Potted blooming orchid plants and bromeliads are just a few plants you might consider to use in the home, and when their color wanes place them in your tropical garden.
The fun of giving plants to Mom and your sister, daughter and wife is that you can then plan together how to best present them in the home or garden. It is a bonding experience for those who prepare and give the gift as well as the special lady who receives it.
In getting your gifts ready, start with the right container.
Wooden tubs are excellent since wood prevents rapid drying out of the soil. Jardenieres usually lack drainage holes, which might cause a watering problem. Clay pots are fine and can be painted to blend with the colors in the home. Brass and copper are ideal for table and mantle arrangements.
But, as these containers are usually small, pay careful attention to supplies of water and fertilizer.
Some beautiful large pots created by Mark Kimball, Big Island farmer and artist, are available through several garden centers and nurseries. They are formed with concrete, but some of his creations look like ancient Chinese urns.
When choosing plants, consider the person receiving the gift. Select varieties that will withstand adverse growing conditions, especially if the gift is for a novice.
Conditions such as low light intensity, extremes of temperature and dry air must be considered for a houseplant.
Some folks claim to have a brown thumb instead of a green one, but a Sansevieria plant given to one brown thumb lady several years ago is still alive after being placed in a dark corner and watered about once a month. This would be a great gift for your mother-in-law because it is very slow growing and almost impossible to kill.
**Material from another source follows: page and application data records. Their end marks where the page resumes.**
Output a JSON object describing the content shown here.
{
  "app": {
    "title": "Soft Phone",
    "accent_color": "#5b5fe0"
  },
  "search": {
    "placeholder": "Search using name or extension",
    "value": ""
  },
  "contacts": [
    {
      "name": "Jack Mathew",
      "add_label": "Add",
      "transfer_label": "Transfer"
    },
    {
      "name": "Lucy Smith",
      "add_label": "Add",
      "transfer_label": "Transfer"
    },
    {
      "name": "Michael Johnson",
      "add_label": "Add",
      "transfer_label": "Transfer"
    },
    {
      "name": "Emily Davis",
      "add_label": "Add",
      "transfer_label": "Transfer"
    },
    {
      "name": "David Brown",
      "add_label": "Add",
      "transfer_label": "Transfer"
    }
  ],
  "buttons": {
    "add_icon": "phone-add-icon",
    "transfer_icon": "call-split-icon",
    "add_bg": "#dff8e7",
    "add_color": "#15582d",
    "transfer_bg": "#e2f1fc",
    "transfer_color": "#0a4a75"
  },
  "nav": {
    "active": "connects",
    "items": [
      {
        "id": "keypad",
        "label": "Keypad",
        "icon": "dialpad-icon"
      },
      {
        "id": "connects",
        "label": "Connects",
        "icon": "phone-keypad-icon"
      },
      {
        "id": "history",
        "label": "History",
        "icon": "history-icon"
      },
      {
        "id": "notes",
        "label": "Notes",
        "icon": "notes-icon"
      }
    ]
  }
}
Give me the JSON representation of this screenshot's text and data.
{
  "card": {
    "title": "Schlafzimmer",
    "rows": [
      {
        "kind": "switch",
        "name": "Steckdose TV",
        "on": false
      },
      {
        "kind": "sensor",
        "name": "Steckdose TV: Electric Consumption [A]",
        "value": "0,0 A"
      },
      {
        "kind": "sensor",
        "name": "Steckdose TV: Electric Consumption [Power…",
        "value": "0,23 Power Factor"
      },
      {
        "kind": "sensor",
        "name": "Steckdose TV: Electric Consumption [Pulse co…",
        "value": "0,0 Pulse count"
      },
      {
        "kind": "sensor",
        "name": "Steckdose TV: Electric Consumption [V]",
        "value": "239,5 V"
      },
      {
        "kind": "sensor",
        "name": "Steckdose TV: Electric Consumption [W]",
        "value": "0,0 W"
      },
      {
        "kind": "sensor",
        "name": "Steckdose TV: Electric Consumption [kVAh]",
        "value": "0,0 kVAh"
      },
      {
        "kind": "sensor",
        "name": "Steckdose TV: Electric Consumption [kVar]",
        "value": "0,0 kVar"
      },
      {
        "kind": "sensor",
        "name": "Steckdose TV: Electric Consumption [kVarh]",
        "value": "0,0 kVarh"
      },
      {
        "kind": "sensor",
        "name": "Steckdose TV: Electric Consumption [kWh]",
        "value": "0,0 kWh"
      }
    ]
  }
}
Though come to think of it, I would think twice before giving it to your wife’s mom, fellas, since it is also referred to as Mother-In-Law’s Tongue. It actually does resemble a tongue, and it can get up to 2 feet in length.
To be satisfactory, plants must do more than merely survive. They must maintain an attractive appearance with a minimum of care. For problem interiors, check with your local garden center or nursery to help you make the right choice. They also have a number of gardening books available that make great gifts.
This information is supplied by the University of Hawaii College of Tropical Agriculture and Human Resources. For more information, contact the UHCTAHR Master Gardener Helpline at 322-4893 in Kona and 981-5199 in Hilo